■ **WORK ITEM**:
Each entry is to be printed again word for word.

■ **SUPPLIED RECORDS**:
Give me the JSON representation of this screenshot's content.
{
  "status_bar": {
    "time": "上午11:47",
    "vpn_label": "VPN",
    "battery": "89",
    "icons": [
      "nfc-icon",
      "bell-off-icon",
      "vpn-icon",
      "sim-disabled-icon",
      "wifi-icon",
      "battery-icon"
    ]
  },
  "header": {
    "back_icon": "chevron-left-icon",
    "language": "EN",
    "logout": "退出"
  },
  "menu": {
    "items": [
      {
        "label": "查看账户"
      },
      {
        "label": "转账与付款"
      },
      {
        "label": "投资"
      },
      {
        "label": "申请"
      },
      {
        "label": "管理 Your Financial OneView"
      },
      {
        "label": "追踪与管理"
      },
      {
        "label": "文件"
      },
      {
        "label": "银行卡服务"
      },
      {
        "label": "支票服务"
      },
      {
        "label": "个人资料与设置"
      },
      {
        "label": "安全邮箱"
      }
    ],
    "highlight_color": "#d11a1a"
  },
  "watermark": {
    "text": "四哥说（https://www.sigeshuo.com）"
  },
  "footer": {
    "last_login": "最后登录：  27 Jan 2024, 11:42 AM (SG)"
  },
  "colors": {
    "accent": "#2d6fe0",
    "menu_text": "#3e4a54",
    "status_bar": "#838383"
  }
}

■ **ANSWER TO THIS PROBLEM**:
Give me the JSON representation of this screenshot's content.
{
  "status_bar": {
    "time": "上午11:47",
    "vpn_label": "VPN",
    "battery": "89",
    "icons": [
      "nfc-icon",
      "bell-off-icon",
      "vpn-icon",
      "sim-disabled-icon",
      "wifi-icon",
      "battery-icon"
    ]
  },
  "header": {
    "back_icon": "chevron-left-icon",
    "language": "EN",
    "logout": "退出"
  },
  "menu": {
    "items": [
      {
        "label": "查看账户"
      },
      {
        "label": "转账与付款"
      },
      {
        "label": "投资"
      },
      {
        "label": "申请"
      },
      {
        "label": "管理 Your Financial OneView"
      },
      {
        "label": "追踪与管理"
      },
      {
        "label": "文件"
      },
      {
        "label": "银行卡服务"
      },
      {
        "label": "支票服务"
      },
      {
        "label": "个人资料与设置"
      },
      {
        "label": "安全邮箱"
      }
    ],
    "highlight_color": "#d11a1a"
  },
  "watermark": {
    "text": "四哥说（https://www.sigeshuo.com）"
  },
  "footer": {
    "last_login": "最后登录：  27 Jan 2024, 11:42 AM (SG)"
  },
  "colors": {
    "accent": "#2d6fe0",
    "menu_text": "#3e4a54",
    "status_bar": "#838383"
  }
}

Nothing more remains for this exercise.